Apaulogy: Where art meets cartoon

Take a walk by Richards Park in Bangalore, and you’ll stumble upon a most curious gallery that will lure you inside with its funny sketches of a man on a wobbly bicycle and a policeman with ballooning shorts. I followed my feet to find inside a treasure-trove of the city’s collective memories. Apaulogy, the gallery, is a showcase of artist Paul Fernandes’ work as he recaptures the Bangalore of ‘60s and ‘70s – when it was still a sleepy little town. What makes it absolutely delightful is that Paul’s illustrations of the city’s history are in the form of cartoons.

Apaulogy

Artist Paul Fernandes with a cut-out of a policeman from the 1960’s. The official police uniform included shorts starched so stiff they were nicknamed parachutes, and a well-oiled moustache on a Rs. 5 maintenance-allowance.

Apaulogy

Paul Fernandes with Jatin Prabhu and Mona Weber, the gallery’s charming curators who will take you through the time-machine of Paul’s sketches, back to a more comic and peaceful Bangalore.

Apaulogy

Walk through the warm spaces of Apaulogy, step into a picture and travel back in time. If you’re lucky you’ll even bump into the artist on many of his (mis)adventures!

Apaulogy

A music series.

Apaulogy

The hilarious Shine Boards – a collection of misspelt sign-boards across the country that will leave you in splits.

Apaulogy

Praise for Paul’s work.

Apaulogy

Paul’s gallery Apaulogy is located near Richards Park, in Bangalore.

Apaulogy

India Coffee House, MG Road, where the coffee cups were always full and the conversation never ran out.

Apaulogy

Pedestrians at the risk of early learners at the Bangalore Driving School.

Apaulogy

Koshy’s, an old favourite, hasn’t changed much. Unfazed by posh neighbours like the Hard Rock café, it is abuzz with endless energy fuelled cups of tea and homemade sandwiches.

Apaulogy

A boisterous Mangalorean wedding: food, high spirits, and a veritable jewel-box of characters that belong to every Indian family.

Apaulogy

Plaza theatre that once screened the latest films in Bangalore is now the entrance to Namma Metro.

Apaulogy

In simpler times, when crimes were more innocent.

Apaulogy

In Pub City, Bangalore, Dewars Bar was the most popular watering hole. The name of the bar is apparently a play on Devarajan, the owner of the bar and Dewar’s whiskey.

Apaulogy
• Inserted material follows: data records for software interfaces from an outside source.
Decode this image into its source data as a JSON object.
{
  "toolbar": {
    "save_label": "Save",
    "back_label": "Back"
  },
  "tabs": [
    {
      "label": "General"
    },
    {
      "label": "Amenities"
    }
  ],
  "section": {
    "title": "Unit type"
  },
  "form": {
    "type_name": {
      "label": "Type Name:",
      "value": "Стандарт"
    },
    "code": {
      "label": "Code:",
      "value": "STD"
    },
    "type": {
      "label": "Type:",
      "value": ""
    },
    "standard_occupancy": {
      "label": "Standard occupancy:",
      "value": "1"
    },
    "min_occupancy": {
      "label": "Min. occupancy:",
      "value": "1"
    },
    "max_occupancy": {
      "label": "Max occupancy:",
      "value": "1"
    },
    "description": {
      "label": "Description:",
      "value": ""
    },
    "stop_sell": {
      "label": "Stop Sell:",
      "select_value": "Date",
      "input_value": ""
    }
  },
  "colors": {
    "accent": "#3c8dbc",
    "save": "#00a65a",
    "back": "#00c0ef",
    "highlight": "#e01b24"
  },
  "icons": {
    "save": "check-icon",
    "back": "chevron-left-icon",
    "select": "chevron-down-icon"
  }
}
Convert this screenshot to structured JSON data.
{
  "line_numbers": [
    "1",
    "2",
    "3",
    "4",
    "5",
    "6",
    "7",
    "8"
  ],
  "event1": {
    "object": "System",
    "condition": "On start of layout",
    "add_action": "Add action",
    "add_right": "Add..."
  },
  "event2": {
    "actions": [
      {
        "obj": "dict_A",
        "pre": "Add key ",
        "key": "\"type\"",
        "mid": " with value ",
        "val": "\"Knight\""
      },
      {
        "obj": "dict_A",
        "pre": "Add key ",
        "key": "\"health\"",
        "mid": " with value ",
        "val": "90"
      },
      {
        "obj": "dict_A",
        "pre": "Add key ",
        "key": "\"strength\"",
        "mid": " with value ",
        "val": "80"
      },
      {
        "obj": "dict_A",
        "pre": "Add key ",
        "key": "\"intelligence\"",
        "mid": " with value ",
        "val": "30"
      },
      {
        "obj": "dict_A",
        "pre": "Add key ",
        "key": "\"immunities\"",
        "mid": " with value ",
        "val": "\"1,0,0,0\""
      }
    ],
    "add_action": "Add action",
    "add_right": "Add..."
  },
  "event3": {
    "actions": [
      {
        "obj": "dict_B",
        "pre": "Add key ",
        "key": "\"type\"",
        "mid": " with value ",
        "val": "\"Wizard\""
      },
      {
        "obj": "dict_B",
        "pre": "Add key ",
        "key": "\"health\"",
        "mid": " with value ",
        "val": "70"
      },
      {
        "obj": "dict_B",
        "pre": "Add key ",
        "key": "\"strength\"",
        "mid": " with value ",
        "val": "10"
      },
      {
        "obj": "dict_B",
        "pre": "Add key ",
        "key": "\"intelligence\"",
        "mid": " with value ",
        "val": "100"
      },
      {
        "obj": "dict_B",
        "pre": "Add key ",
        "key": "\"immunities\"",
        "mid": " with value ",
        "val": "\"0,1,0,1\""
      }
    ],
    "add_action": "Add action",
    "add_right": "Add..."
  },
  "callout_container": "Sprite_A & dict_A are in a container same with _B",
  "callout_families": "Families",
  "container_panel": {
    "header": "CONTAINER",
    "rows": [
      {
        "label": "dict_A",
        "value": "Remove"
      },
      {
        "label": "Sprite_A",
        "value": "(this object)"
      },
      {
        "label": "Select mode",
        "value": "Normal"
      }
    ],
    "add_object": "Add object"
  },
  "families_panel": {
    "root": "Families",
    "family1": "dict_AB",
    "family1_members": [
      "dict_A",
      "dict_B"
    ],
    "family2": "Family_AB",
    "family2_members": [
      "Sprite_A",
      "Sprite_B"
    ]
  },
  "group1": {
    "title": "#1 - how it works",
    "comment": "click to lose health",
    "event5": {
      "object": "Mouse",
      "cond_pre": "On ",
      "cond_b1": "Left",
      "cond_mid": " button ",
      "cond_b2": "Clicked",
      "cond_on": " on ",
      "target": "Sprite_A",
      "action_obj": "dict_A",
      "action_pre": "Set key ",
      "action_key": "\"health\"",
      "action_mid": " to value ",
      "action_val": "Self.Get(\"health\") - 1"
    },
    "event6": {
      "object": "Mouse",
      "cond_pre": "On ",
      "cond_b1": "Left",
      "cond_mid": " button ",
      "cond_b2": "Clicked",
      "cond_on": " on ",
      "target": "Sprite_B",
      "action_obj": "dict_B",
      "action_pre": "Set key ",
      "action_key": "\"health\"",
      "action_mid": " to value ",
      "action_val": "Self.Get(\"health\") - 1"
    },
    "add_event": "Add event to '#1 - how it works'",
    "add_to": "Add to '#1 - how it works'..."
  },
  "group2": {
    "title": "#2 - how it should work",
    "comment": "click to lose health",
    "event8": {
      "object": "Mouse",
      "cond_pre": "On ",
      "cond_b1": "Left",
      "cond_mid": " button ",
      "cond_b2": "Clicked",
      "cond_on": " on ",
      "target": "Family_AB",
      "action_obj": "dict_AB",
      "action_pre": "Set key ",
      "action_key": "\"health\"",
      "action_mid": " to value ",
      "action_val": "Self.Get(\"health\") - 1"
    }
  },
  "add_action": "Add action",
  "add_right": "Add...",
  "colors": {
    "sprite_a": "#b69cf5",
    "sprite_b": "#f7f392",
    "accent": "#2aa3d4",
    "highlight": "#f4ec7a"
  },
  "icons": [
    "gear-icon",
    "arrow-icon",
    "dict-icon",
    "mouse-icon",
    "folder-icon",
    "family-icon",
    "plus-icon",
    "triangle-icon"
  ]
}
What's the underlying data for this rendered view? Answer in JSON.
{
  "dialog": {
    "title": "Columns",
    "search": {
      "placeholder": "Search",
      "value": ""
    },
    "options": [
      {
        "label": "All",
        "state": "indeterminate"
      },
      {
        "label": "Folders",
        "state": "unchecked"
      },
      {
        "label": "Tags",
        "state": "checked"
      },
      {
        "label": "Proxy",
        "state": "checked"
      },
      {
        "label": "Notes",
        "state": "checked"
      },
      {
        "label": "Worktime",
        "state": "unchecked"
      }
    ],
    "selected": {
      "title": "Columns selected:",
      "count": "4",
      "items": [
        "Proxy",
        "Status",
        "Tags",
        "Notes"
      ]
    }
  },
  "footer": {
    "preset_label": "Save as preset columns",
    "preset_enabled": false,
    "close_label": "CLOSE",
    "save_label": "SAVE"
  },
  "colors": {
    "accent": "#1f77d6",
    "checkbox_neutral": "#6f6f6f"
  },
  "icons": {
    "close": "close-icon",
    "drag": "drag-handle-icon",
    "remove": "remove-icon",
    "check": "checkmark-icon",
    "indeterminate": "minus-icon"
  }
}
The BRV went from British armoury to premier movie hall that screened all the James Bond films. However, when they began to lose their audience to competition from other theatres, they began to screen racier films, with women doing cabarets. In ’77 a 20 ft. cut-out of a Japanese woman in a bikini took the city by surprise. But despite the collective shock at such a brazen image, Bangaloreans of the time were too laid-back to organize a hartal or protest.

Apaulogy

Posted in Bengaluru, India Forgotten, Picturesque | Tagged: , , , , , , , , , , , , , , , , , , | Comments Off on Apaulogy: Where art meets cartoon